For decades, one of the great fears of economic growth was that it might come at much too high an environmental cost. The economy-environment trade-off was almost an orthodoxy of growth and development tensions. Today, multiple drivers, levers and incentives help us manage and mitigate this – from sustainable development frameworks, to explicit ‘green growth’ strategies; from considerable international and national statutory net zero requirements, to local decarbonisation policy goals.
- Make inclusion strategic intents as explicit and as early as possible in the formulation and design process- and seek to embed them in the goals and purposes of the programme or project
- Build relevant inclusion indicators of success/metrics into the operational performance management, monitoring and evaluation intelligence systems, commencing with a clear baseline starting point

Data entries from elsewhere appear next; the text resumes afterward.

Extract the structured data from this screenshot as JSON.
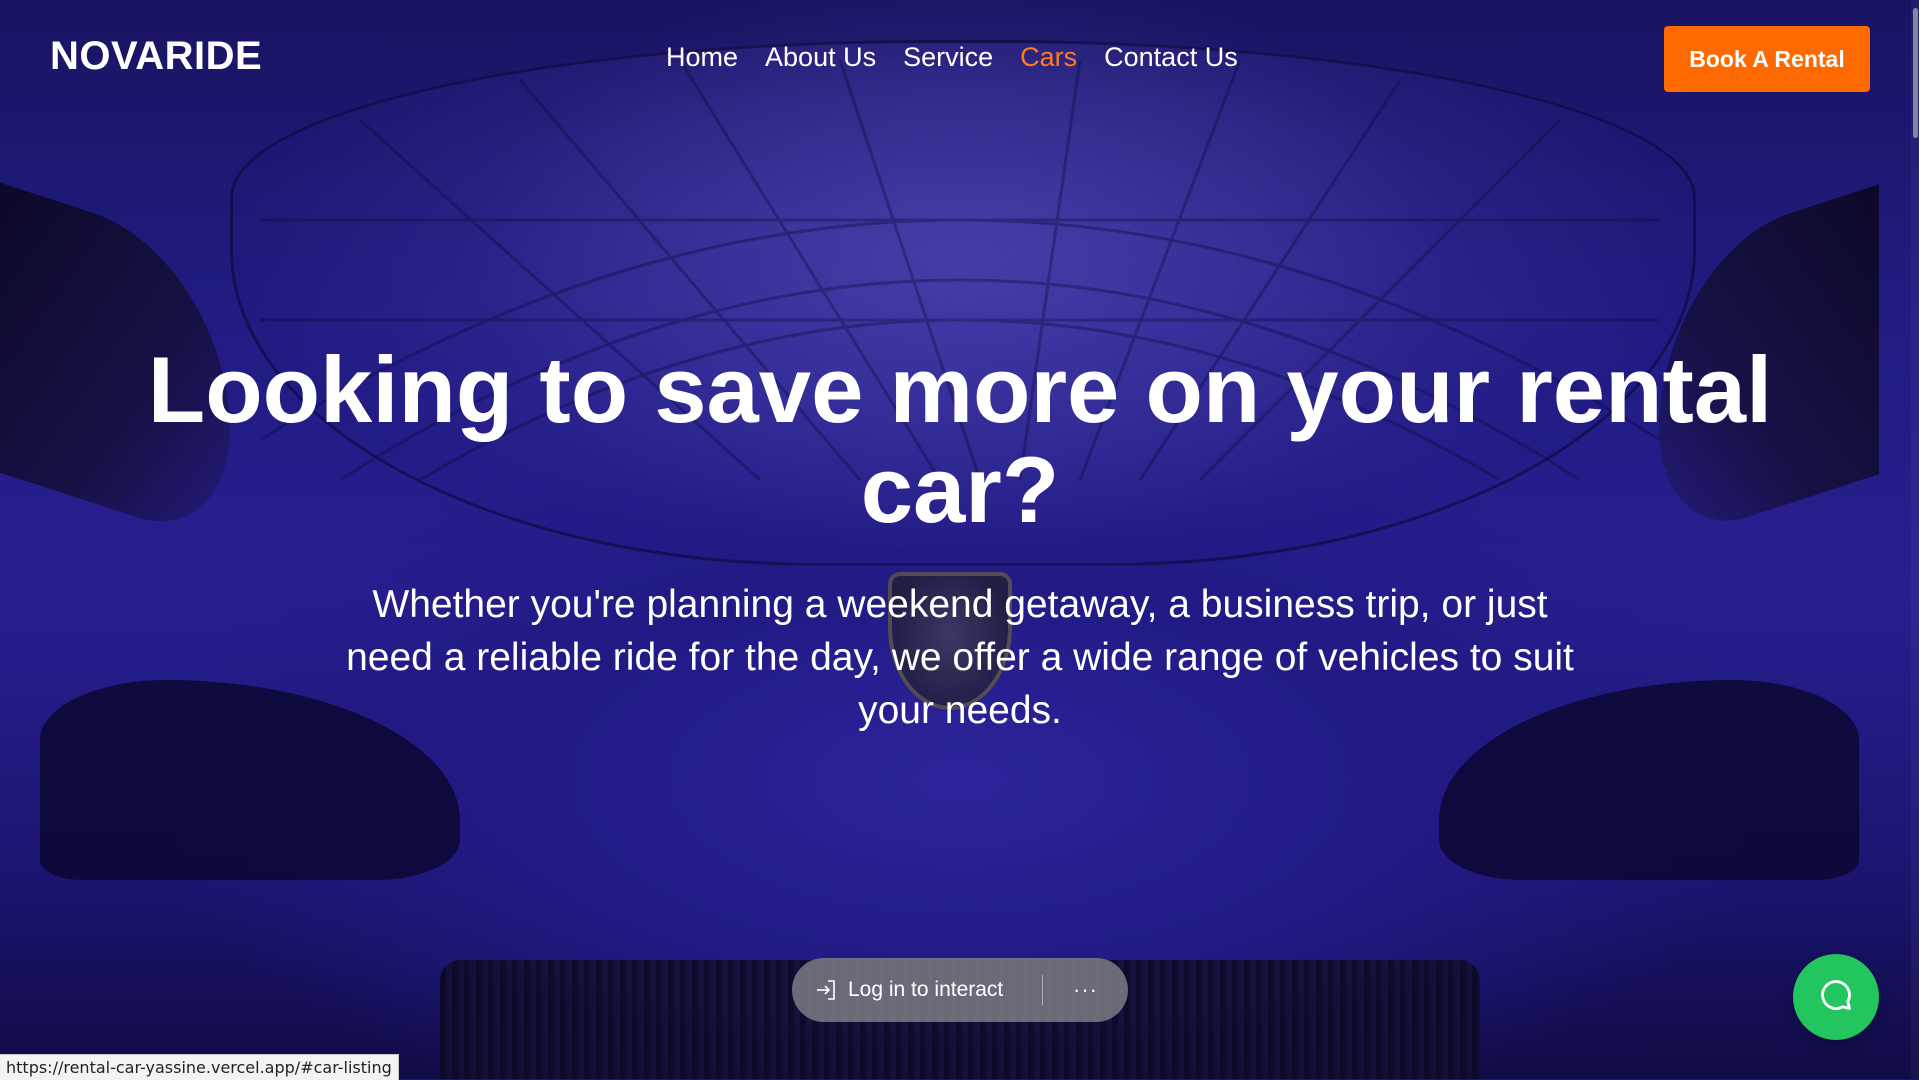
{
  "header": {
    "logo": "NOVARIDE",
    "nav": [
      {
        "label": "Home",
        "active": false
      },
      {
        "label": "About Us",
        "active": false
      },
      {
        "label": "Service",
        "active": false
      },
      {
        "label": "Cars",
        "active": true
      },
      {
        "label": "Contact Us",
        "active": false
      }
    ],
    "cta_label": "Book A Rental"
  },
  "hero": {
    "headline": "Looking to save more on your rental car?",
    "subtext": "Whether you're planning a weekend getaway, a business trip, or just need a reliable ride for the day, we offer a wide range of vehicles to suit your needs.",
    "background_icon": "car-front-image"
  },
  "login_pill": {
    "label": "Log in to interact",
    "icon": "login-icon",
    "more_label": "···"
  },
  "chat": {
    "icon": "chat-bubble-icon"
  },
  "status_bar": {
    "url": "https://rental-car-yassine.vercel.app/#car-listing"
  },
  "colors": {
    "accent": "#ff6a00",
    "active_nav": "#ff7a1a",
    "chat": "#22c55e",
    "hero_tint": "#2b24a6"
  }
}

- Agree at an early stage ‘touchpoints’ for communities of place and interest involvement, and the degree to which target inclusive growth beneficiaries can have agency in the leadership and management of the intervention
- Ensure the intervention is as aligned and connected as possible to wider city/city-region strategic priorities with strong links to local innovation, enterprise, skills, infrastructure and community eco-systems

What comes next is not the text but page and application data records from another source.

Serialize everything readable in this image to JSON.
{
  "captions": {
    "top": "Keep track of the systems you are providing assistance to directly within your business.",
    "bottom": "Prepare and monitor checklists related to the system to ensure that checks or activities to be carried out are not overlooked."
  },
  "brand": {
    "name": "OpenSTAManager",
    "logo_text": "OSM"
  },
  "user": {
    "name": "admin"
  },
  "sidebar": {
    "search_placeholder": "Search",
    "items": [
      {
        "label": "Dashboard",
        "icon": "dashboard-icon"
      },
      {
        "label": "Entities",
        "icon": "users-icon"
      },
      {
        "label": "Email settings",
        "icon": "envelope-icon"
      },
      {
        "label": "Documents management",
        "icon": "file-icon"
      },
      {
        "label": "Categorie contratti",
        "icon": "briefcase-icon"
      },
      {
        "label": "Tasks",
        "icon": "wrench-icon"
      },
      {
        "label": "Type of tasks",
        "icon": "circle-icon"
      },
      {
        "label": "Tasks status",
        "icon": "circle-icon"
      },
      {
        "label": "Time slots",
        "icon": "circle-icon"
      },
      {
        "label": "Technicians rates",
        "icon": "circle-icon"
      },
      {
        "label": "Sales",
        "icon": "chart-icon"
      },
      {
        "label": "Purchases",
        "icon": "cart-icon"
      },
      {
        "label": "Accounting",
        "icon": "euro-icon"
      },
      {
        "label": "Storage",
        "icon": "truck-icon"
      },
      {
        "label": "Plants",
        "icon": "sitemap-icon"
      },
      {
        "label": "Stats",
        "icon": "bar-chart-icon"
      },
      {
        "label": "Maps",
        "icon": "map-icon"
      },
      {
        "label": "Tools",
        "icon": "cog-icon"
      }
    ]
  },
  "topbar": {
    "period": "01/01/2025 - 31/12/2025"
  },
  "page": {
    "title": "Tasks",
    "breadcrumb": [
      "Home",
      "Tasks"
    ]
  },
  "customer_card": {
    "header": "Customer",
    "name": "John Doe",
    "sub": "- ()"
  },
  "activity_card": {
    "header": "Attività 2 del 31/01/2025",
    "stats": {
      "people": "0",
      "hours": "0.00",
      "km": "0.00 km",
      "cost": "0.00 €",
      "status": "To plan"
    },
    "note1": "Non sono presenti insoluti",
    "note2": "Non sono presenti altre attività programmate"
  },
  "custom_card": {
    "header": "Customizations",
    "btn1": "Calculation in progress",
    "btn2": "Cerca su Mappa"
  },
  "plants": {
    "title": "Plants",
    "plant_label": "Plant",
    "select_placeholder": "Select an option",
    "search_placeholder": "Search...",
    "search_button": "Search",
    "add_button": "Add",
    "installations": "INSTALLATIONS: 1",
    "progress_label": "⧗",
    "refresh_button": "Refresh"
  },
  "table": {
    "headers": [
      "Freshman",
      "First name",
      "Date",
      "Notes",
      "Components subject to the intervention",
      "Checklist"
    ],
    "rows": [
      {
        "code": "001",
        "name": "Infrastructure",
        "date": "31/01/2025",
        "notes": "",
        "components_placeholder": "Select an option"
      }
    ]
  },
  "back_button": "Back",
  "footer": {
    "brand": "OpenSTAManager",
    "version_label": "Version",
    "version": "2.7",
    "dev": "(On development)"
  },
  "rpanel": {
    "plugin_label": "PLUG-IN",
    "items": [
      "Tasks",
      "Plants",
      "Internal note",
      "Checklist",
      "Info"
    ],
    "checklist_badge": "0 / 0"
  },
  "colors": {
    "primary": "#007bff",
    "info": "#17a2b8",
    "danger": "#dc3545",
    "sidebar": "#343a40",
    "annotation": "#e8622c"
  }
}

- Do promote core inclusion and sustainability driven standards (e.g.Real Living Wage/good work pledge, net zero/low carbon solutions, circular economy/supply chain procurement); and proactively curate activity(e.g.tenancies, local testbeds/living labs, access and animation) to drive and assure inclusion impacts